“My first year I took out loans, but now I am completely loan-free,” said Carlock. “That is a great deal.”
The support connection
Even more important to Carlock are his mentors. And that’s good, according to University of Missouri-St. Louis public policy professor Terry Jones, who says support can increase the odds of a first-generation college student earning a degree.
A 2017 report from the Pell Institute found that just 12 percent of adults in the country’s lowest income bracket have a bachelor’s degree by the age of 24.
“To the extent there is a silver bullet, it’s establishing a close relationship with at least one faculty member or staff member at that college or university who will take a personal interest in that student. Someone to go to,” Jones said.
One of the people Carlock looks to for advice is Laura Winter, who runs a summer drop-in center in St. Louis where high school graduates can get help with financial aid paperwork.
The two met the summer before Carlock started at Missouri Southern. He had stopped by looking for a way to get to Joplin.

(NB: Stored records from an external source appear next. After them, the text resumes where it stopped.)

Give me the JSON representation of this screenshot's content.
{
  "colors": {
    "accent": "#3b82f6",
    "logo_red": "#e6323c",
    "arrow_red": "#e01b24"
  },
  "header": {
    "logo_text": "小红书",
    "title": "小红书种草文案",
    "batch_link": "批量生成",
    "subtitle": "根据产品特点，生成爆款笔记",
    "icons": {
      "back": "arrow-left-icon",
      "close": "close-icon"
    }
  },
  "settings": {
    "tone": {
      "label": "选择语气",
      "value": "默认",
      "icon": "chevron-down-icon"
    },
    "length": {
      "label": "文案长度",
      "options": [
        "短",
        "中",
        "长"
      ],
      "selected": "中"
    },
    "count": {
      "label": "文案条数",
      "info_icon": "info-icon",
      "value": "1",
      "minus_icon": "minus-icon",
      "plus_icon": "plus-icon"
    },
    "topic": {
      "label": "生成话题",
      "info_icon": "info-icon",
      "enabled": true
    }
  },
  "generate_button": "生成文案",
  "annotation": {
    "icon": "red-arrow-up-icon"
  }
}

Both Winter and Carlock’s high school counselor offered him and his family a ride.
“You don’t find many teachers, or people in education for that level, who will just give away their weekend and just drive you down there. So it was truly, truly special to me,” Carlock said.
The following summer, Carlock interned for Winter. During the school year, the two stay in touch.
“If something comes up, he will call me and say I’m having trouble with something, can you help me? He sends me texts on my birthday and on Mother’s Day and just checks in,” Winter said.
Carlock is doing well in college because he’s willing to ask for help, she said, and also realizes he has a lot to offer.
“He has that resilience and that capacity to go out and talk to people and say, ‘I really need your help, and I think you can help guide me and advise me.’ That’s a hard thing for people to do,” Winter said.
Carlock describes it as using his voice and knowing his self-worth. And he’s been inspired to help other first-generation students succeed. Carlock, who’s black, started a black student union to give his classmates a place where they can turn for support in overcoming what stands in their way of a degree.
“While I was making the transition, and everything was coming together for me because I was willing to put myself out there to get help, there were other students who looked like me who didn’t have those resources, or didn’t feel comfortable reaching out for help,” Carlock said. “I felt like they needed a resource that would allow them to step out of their comfort zone.”
Follow Camille on Twitter:@cmpcamille